Rather than mandating farm credit targets, an enabling environment must be created so as to motivate Rural Financial Institutions to widen credit outreach.
A. R. Patel
Time was when the Agricultural Credit Policy would stipulate that not less than 18 per cent of commercial bank net credit should go to accelerate the process of Green Revolution.
Now, with financial sector reforms robbing the significance of such directions, the Reserve Bank of India must create an enabling environment (rather than setting mandatory farm credit targets and sub-targets) for Rural Financial Institutions to deepen and widen credit outreach covering small/marginal/tenant farmers, share croppers and landless labourers.
Since the early 1950s, governments and donors have spent large amounts on agricultural credit programmes in developing countries. The World Bank alone committed over $16 billion to these efforts from the mid-1950s to the late 1980s; other donors also have spent substantial amounts.
In several countries, such as Brazil, India, Indonesia, Mexico and Sri Lanka, supply-led and directed credit programmes were used extensively to spur agricultural development till the 1990s.
The assumption of these efforts was that farmers faced liquidity constraints that limited their ability to make investments and bring to use modern inputs. Providing them with loans was thought to be an easy way of stimulating agriculture investments, boosting the use of modern inputs and augmenting farm production.
The proponents of the directed credit approach assign many tasks to financial markets, but pay little attention to creating an enabling environment to boosting the sustainability of the rural financial intermediaries or creating and maintaining rural infrastructure.

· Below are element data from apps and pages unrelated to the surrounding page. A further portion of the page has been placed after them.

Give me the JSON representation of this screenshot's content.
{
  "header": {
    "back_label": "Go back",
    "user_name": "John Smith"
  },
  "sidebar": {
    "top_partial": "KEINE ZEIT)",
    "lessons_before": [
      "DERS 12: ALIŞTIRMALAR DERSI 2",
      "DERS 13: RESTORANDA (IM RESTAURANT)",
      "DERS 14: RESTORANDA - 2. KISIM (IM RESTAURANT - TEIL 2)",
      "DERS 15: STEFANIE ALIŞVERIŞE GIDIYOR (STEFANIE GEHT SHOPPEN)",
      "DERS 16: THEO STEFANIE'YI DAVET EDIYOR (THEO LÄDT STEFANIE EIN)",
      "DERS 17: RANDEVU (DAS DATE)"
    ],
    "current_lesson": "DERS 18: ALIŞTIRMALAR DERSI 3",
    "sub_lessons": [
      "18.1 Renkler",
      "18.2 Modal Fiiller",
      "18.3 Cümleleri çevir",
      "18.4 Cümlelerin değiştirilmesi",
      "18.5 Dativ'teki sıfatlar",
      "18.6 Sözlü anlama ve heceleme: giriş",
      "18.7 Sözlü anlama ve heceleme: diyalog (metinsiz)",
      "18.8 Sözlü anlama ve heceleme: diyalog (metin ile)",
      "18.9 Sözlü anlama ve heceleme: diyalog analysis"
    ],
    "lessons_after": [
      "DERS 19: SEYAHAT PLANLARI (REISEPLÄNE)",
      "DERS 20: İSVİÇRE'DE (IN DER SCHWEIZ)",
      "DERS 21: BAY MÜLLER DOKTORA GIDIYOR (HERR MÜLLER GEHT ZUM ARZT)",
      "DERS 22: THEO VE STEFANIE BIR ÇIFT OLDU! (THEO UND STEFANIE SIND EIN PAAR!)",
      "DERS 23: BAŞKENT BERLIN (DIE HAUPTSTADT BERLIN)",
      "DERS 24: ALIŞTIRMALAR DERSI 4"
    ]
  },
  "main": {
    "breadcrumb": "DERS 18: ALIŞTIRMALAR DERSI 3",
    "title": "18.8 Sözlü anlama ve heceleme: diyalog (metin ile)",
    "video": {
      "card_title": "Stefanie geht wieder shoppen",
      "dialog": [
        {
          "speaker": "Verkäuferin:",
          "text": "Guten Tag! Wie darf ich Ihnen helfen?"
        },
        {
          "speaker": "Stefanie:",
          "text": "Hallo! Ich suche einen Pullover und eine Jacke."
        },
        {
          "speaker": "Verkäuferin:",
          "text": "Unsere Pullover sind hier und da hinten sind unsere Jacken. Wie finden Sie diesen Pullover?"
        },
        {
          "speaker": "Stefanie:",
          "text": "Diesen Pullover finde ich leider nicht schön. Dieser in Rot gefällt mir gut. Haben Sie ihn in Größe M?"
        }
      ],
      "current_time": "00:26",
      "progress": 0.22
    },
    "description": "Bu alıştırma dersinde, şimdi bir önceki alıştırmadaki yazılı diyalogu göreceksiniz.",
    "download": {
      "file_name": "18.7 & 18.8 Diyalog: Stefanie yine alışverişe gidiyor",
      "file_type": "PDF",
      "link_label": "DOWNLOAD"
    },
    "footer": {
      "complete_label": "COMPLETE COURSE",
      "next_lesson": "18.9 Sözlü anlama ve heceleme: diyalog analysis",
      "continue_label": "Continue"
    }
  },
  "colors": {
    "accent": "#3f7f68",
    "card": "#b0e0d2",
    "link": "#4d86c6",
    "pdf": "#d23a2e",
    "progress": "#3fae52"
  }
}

In contrast, the new market approach assigns a more modest role to financial markets, and stresses the importance of the processes of financial intermediation.
The main goal of improving this process is to enhance the efficiency of resource allocation in the economy.
This is done by efficiently mobilising deposits from savers who, otherwise, have only low-return options, and then efficiently allocating funds to creditworthy borrowers who have too few funds to capitalise on viable investment opportunities.
The users of financial services in a system strongly influenced by directed credit tend to be borrowers rather than depositors; the system is borrower dominated. By contrast, the new approach is to mobilise local deposits and efficiently intermediate between savers and borrowers.
While commercial and regional rural banks can mobilise savings, Primary Agricultural Credit Societies cannot, not even from their borrowers. Yet, neither the commercial nor the regional rural banks have developed savings instruments/products for the rural areas, as, for instance, Bank Rakhyat Indonesia has done.
Typically, the volume of information associated with directed credit programmes is substantial. Managers of directed credit programmes are able to provide detailed information or data required by funds providers but are unable to generate critical up-to-date management information, such as the status of loan recovery. While banks in India have to collate, compile and furnish data under agricultural credit programmes in the form of several returns periodically (leaving practically very little time for business development) the return on recovery of loans is an annual exercise that does not provide the status of recovery/overdue at any point of time.
Credit impact studies
To justify the subsidies associated with directed lending programmes, it is common to do credit impact studies. These studies usually require collection and analysis of primary data not ordinarily assembled by lenders. The cost of managing the volume of information generated raise the loan transaction cost, for both the lender and the borrower.
In contrast, the new approach is to generate limited but more useful data. The absence of numerous directed credit lines eliminates the need to process data for each sub-programme and makes available staff for development of business including recovery, mobilisation and impact assessment.
Managing financial intermediaries
The essence of data collection and processing under the new approach is to manage financial intermediaries efficiently and prudently. The performance of the financial institution is measured by such indicators as deposit mobilisation, transaction cost, loan recovery, number of clients, and financial and operational sustainability.
The support for these traditional directed agricultural credit efforts began to wane in the 1980s and by the end of the decade most donors and some governments sharply reduced their support to agricultural credit. In part, the waning decline in support was due to the unsatisfactory performance of these efforts. Critics increasingly argue that while relatively very few poor rural households secure credit, resourceful clients got a lion's share of the directed agricultural credit.
Besides, subsidised and directed credit had limited impact on farm production and investment. Serious and chronic loan recovery problems, dependence on outside funding and overall costs eroded these efforts.
Poor performance and falling donor and government support led to the collapse of many public sector agricultural development banks and government-supported rural cooperatives in the 1980s.
In some countries such as Peru and Bolivia traditional agricultural banks were closed. In other countries such as Gambia and of the former USSR where all or part of the development banks were sold or privatised.
In some other countries these development banks and rural credit cooperatives persist but their financing activities have been sharply reduced, as in Guatemala, Nicaragua and Uganda.
In India, where directed credit and government sponsored programmes still persist, commercial/cooperative and regional rural banks faced serious problems of recoveries and had to be re-capitalised whereas co-operative banks are now being considered for re-capitalisation.
What is most important is to cover progressively all poor rural households in each and every village that have so far not been able to access the credit rather than targets of direct and indirect agricultural credit.
(The author, based in the US, has extensive experience in rural development and banking in India.)